Check each line of the listing below for the string "subtitle", and copy the ones that have it.
:::
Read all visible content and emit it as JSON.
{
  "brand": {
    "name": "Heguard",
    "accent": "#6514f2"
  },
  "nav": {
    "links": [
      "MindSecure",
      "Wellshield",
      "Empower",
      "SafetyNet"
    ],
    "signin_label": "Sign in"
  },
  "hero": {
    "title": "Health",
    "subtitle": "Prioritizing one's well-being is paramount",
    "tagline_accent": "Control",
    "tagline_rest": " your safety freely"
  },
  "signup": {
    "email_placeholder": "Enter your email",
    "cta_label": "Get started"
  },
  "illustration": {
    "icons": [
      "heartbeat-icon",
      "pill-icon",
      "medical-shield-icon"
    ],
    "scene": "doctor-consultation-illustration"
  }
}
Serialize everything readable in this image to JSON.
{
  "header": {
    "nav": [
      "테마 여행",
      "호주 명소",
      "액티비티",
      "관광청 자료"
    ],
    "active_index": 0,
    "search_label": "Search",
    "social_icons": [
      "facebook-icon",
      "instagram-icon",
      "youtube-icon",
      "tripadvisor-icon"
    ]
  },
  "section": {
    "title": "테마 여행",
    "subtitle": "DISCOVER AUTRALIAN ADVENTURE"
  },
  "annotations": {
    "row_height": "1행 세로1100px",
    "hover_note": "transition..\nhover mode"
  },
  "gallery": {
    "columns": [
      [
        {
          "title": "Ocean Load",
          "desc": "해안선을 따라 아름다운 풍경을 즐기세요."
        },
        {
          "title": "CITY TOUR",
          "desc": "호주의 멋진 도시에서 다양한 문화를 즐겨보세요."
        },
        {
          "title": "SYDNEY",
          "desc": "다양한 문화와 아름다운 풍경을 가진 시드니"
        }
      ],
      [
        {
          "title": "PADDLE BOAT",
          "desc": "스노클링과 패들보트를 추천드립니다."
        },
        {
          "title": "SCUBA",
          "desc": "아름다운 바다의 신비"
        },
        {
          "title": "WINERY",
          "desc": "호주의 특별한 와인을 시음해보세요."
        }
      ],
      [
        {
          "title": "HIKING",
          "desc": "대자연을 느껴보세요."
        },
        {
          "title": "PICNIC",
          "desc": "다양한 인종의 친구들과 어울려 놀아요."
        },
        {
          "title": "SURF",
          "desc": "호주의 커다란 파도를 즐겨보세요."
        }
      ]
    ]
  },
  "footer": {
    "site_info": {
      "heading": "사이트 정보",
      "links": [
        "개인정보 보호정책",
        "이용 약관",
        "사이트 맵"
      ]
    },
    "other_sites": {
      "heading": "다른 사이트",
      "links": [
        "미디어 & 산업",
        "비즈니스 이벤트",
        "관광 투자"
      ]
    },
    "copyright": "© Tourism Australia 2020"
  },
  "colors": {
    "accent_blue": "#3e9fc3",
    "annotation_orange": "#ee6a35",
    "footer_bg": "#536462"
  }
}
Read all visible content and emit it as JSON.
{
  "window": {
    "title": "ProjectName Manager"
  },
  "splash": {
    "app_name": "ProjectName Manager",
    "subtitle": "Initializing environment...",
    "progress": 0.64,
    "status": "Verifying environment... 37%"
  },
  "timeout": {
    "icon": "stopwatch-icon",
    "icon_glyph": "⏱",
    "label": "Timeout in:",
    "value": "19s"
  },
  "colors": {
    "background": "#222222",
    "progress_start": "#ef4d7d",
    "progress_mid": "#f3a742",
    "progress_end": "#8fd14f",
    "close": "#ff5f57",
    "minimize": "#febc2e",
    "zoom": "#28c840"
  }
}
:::
→ **RESPONSE BELOW**
    "subtitle": "Prioritizing one's well-being is paramount",
    "subtitle": "DISCOVER AUTRALIAN ADVENTURE"
    "subtitle": "Initializing environment...",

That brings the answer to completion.